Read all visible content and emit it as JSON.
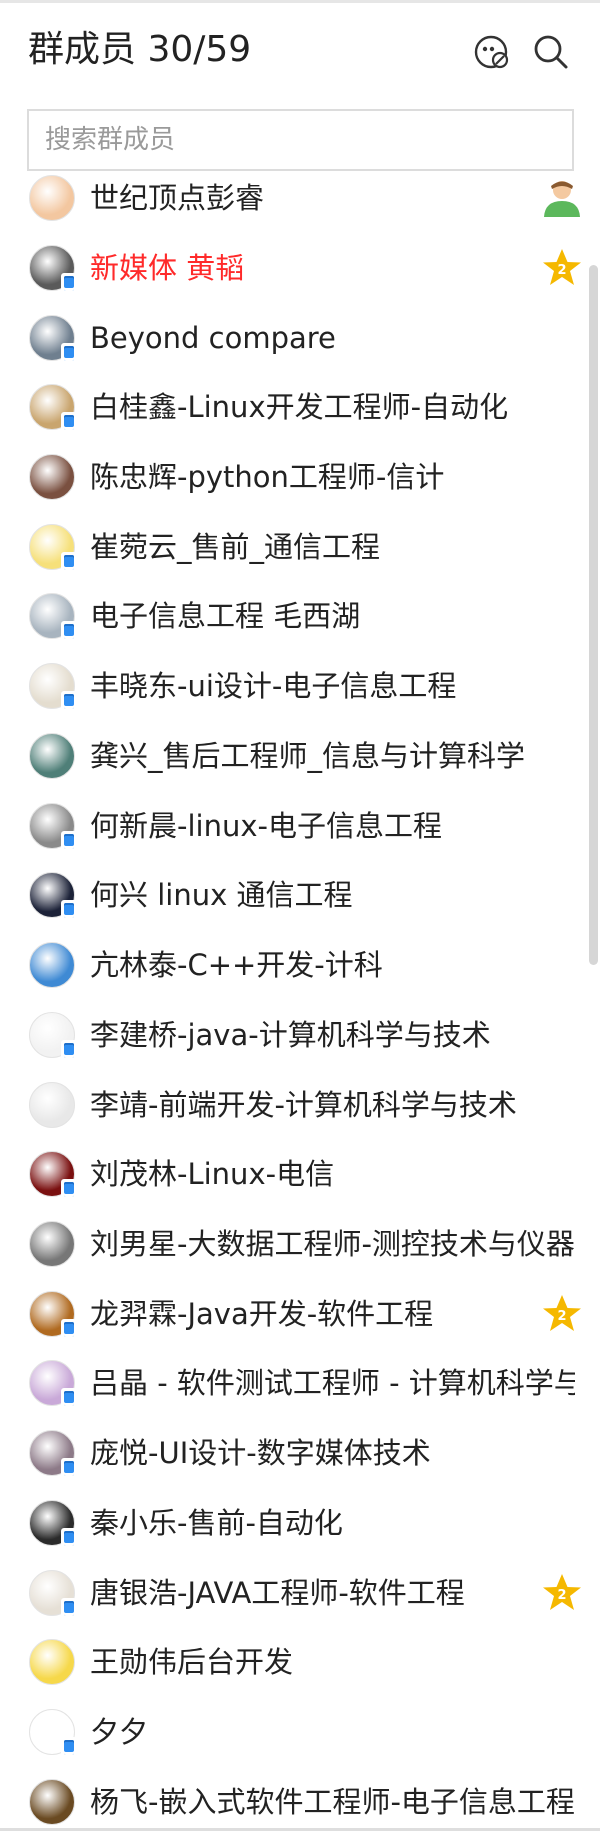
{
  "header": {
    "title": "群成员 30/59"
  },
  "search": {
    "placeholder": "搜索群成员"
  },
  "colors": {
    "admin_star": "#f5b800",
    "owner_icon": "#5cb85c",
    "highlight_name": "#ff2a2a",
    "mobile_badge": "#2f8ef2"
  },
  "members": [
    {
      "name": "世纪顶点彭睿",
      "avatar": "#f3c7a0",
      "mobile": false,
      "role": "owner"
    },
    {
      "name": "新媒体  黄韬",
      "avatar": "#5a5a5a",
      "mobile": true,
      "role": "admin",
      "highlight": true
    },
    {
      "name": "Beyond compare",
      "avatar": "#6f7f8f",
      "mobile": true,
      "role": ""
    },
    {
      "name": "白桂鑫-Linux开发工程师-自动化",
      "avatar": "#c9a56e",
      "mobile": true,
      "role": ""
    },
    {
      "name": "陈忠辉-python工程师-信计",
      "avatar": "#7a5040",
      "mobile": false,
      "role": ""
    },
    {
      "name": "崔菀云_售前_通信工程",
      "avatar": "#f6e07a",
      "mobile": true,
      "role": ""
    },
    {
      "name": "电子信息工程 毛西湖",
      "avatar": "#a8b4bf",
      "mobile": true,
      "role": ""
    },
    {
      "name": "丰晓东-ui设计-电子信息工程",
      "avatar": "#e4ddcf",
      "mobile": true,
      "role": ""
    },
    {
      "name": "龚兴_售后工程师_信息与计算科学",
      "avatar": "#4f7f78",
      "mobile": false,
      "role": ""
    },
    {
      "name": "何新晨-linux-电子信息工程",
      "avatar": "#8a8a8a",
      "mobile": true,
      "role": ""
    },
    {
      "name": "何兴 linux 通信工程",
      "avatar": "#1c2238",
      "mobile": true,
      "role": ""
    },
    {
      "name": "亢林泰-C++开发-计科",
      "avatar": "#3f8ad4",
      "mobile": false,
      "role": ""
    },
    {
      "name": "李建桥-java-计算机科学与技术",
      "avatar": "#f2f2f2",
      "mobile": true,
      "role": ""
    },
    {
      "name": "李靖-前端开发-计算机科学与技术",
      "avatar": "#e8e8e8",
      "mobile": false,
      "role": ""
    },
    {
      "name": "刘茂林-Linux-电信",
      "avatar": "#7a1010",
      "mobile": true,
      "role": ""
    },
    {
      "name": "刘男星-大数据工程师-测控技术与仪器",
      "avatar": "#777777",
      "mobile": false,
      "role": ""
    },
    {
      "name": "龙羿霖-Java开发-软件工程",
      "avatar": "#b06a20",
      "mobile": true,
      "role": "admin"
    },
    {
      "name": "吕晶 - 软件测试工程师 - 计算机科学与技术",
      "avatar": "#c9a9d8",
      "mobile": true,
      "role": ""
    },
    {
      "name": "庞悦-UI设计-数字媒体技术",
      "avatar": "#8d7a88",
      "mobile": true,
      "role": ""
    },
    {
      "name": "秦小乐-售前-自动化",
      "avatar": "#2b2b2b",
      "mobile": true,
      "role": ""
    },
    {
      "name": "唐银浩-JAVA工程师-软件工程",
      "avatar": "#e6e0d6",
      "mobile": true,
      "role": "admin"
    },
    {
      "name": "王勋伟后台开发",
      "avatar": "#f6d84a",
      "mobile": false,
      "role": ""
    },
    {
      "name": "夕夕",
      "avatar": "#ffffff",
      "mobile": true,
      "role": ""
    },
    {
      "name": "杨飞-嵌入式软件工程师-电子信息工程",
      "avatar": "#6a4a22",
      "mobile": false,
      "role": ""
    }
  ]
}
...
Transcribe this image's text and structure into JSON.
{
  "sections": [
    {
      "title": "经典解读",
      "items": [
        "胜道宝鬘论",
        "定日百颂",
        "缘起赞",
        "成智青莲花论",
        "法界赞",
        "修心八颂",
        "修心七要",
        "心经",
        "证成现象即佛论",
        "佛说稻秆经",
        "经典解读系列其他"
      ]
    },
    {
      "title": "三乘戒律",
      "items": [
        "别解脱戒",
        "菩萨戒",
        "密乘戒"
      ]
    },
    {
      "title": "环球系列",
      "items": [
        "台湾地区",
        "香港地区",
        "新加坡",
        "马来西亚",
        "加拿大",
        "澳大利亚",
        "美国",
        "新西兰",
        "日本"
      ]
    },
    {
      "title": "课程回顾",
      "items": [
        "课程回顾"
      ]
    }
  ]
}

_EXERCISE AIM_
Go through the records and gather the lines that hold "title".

_WRITTEN ANSWER_
    "title": "群成员 30/59"
      "title": "经典解读",
      "title": "三乘戒律",
      "title": "环球系列",
      "title": "课程回顾",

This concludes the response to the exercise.